If you ‘re a fan of Henry James, Sherlock Holmes and dense meaty historical fiction then Dan Simmons’ The Fifth Heart will ring your bell. James and Holmes come together to solve the murder of one of James’ friends, Clover Adams. Author Dan Simmons has written some gripping tales but this one is so replete with backstory—including Holmes’ realization that he is a fictional character—that I only made it 263 pages through what is a 600 page mystery novel. The mystery pales in significance to the journey of the two men from London to multiple points in America where they encounter such luminaries as Samuel Clemens. What exactly they are trying to solve: a murder, the meaning of existence, or ‘are we real?’ was too much for me. I didn’t have the heart to finish.
Get in Trouble, the new short story collection from Kelly Fink, is a bit like a funhouse ride in that you never know what is around the bend or what reality it will portray. The only thing identifiable about Link is the fantastical nature of her stories. They are out of this world—literally. Stories populated with a people who create tiny wondrous machines or where the wealthy hire people to live their children’s teenage years in public so they can be scandalous in private without repercussions are a caffeinated blend of magical realism and futurism. At the same time, there is always a thread of basic human emotion pulling each story along.
This is both the strength and the weakness of Get in Trouble because each story requires a certain presence of mind and attention to understand it. Fink is so wildly inventive and out-there that, in the same way I could not master using a stick shift, my brain couldn’t move through the gears of these stories quickly enough and I stalled.
The Dream Lover is a novel by Elizabeth Berg about the life of Aurore Dupin whose pseudonym was George Sand. Dupin lived in the 1800s in Paris and was a prolific writer whose public persona was as well known as her novels. She indulged a penchant for wearing men’s clothes, smoked cigars and had affairs. The title is apt because the novel is largely about Sand’s search for the perfect love. In this way The Dream Lover either echoes Sand’s real life or is an overwrought piece of fiction because from Berg’s perspective Sand is on an almost hunt for emotional fulfillment.

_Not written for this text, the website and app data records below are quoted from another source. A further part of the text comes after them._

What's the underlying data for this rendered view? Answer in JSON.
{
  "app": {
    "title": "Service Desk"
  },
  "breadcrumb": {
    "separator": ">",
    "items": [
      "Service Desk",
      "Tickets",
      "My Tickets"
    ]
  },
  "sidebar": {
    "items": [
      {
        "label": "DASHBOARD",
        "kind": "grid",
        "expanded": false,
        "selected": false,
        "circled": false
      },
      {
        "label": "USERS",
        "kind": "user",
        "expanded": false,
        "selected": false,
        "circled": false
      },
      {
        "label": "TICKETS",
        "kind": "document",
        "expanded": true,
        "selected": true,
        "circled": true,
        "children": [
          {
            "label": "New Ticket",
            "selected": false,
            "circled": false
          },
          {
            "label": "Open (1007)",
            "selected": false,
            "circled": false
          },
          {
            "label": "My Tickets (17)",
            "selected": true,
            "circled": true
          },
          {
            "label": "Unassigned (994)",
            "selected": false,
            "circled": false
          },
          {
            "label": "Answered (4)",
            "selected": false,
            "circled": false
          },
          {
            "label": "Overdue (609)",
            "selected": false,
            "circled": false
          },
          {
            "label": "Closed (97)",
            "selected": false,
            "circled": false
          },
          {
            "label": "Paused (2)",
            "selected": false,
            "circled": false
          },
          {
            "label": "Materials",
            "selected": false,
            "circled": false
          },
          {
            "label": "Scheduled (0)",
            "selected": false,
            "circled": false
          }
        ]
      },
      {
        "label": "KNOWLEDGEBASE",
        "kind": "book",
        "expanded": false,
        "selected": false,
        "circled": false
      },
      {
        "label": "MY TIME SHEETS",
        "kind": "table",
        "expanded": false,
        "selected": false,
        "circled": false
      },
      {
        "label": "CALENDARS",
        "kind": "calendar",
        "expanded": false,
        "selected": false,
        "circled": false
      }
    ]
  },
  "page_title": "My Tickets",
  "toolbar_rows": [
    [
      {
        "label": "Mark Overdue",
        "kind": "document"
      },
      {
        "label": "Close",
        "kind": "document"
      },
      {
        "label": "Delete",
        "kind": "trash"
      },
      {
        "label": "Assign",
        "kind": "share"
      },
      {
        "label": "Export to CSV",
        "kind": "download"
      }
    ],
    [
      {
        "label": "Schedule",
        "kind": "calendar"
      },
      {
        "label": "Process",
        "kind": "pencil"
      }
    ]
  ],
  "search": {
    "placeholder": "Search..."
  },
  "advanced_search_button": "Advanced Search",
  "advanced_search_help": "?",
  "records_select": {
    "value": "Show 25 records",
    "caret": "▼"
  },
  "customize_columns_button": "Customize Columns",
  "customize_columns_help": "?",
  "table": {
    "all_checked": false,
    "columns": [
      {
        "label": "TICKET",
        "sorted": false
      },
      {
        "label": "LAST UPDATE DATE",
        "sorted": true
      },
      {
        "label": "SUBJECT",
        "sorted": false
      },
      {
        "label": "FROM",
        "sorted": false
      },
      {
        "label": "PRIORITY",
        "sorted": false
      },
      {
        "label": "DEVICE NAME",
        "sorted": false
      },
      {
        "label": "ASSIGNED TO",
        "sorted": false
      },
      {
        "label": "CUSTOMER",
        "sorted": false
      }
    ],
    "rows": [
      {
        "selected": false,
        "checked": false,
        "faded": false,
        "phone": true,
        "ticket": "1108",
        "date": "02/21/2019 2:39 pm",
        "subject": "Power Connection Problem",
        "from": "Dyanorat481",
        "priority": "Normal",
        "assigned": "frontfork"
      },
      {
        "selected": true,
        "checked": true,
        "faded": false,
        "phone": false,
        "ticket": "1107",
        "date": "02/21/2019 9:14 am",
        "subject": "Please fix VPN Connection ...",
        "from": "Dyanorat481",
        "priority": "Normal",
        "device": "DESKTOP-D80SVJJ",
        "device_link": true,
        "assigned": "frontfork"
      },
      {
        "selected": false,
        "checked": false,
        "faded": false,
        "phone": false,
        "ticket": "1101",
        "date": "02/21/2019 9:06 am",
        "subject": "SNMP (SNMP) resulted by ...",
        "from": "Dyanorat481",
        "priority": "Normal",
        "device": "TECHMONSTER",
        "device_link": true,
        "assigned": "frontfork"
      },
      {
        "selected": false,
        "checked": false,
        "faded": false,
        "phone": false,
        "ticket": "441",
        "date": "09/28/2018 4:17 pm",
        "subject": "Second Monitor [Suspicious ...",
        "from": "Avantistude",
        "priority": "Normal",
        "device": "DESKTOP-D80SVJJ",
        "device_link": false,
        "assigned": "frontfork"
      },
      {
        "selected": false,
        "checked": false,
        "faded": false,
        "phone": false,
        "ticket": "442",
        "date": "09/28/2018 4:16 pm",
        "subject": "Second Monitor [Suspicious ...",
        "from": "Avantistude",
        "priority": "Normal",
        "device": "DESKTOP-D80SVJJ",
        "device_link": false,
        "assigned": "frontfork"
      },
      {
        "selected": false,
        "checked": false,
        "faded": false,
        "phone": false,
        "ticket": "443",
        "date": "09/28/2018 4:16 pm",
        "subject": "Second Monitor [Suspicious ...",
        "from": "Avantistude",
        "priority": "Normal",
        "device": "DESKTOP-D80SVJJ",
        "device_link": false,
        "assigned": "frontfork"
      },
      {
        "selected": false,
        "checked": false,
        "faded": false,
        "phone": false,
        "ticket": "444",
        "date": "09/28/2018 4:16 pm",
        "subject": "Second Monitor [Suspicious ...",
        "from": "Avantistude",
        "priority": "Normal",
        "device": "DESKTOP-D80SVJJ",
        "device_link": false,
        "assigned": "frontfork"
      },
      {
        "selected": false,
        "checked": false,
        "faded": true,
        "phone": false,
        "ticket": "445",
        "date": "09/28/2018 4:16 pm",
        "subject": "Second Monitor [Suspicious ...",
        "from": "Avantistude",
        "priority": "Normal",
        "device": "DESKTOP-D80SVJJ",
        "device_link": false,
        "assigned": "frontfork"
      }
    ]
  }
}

Told from Sand’s point of view it comes across as very old-fashioned and theatrical, which may be the tone Berg wanted. Sand is portrayed as fiercely independent and a highly disciplined writer who flouted the traditional women’s roles of the time, making her constant longing to be consumed by a man’s love difficult to understand. I have never read any of her work so this may be why this novel did not inspire love in me.
Have you read any of these It’s Not You, It’s Me books? If so, please leave your thoughts!